There are a few simple practicalities to ensure you have a great sauna experience.

Decide on your sauna garments. A swim suit or shorts are required for open sauna, but private sauna sessions are often taken in the nude. It's useful to bring a robe for the outdoor phases of the session. Wear your sauna garments under comfortable street clothes.

Take a shower within a few hours before sauna, for hygienic reasons and to remove lotions or skin oils, which delay the sweating process. Similarly, cosmetics and hair products can react poorly with heat and should also be removed.

Bring slip-on shower shoes, flip flops or some other easy shoe to put on outside.

Bring an extra towel to use at the end of the sauna.

Only bring the essentials, and leave behind large bags, extra clothes, jewelry, cell phones and valuables.

Eat an easily digestible snack or light meal. Too full or too hungry are both distracting.

Refrain from consuming alcohol.

Be sure sauna is right for your body. A heart condition, an injury, and pregnancy are common reasons not to sauna. 

Set aside two hours for the sauna and plan to arrive 10 or 15 minutes early to settle in, drink water, and use the washroom.


At the SAUNA

When you arrive you'll chat with the host who will make sure you're ready for your sauna, and have you complete a waiver on your first visit. There is a shared vestibule where you can change and store your possessions, before entering the hot sauna space. The temperature will range from 70-100° Celsius.

You will sit on a towel in the sauna for about 10-20 minutes, and the goal is to be still, and sweat. This is followed by a cool down period of 5-20 minutes. It’s common to enter and exit the sauna a number of times, creating a hot/cold cycle. The cool down is an important part of the sauna experience. The cycle of increased body temperature followed by a return to neutral body temperature has an exhilarating affect and adds benefit to skin by opening and restricting pores. The cool cycle is augmented with a pour of chilly water over the body. The hot cycle is augmented with humidity and aromatic enhancements sought by throwing water over the stove containing a heap of stones to produce vapor. 

Sauna is a communal experience that includes some etiquette. For comfort and hygiene all sauna goers always have a towel to sit on. The hot space is meant for limited purposeful conversation. It is a special opportunity to sit quietly with friends and acquaintances, without phones or distractions, and just do nothing together. it is a time to be very sensitive to the needs and comfort of the people around you. In contrast, the cool down time is energetic, with chats and stories flowing naturally from the exhilaration of the cool down.

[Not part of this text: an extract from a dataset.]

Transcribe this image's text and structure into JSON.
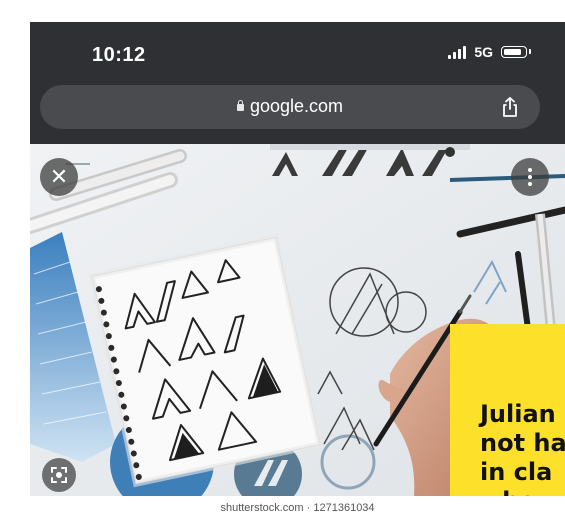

Plan to avoid strenuous mental or physical activity for a few hours afterward, and enjoy your sauna bliss! You may feel ready for some gentle yoga, a hearty meal or a deep sleep. It's pleasant to take some time for a nice shower and skin care at home, to share a meal with your fellow-sauna goers. Heading straight to bed is just as natural as heading out for a beer. Listen to your body and spend your post-sauna time doing what feels right.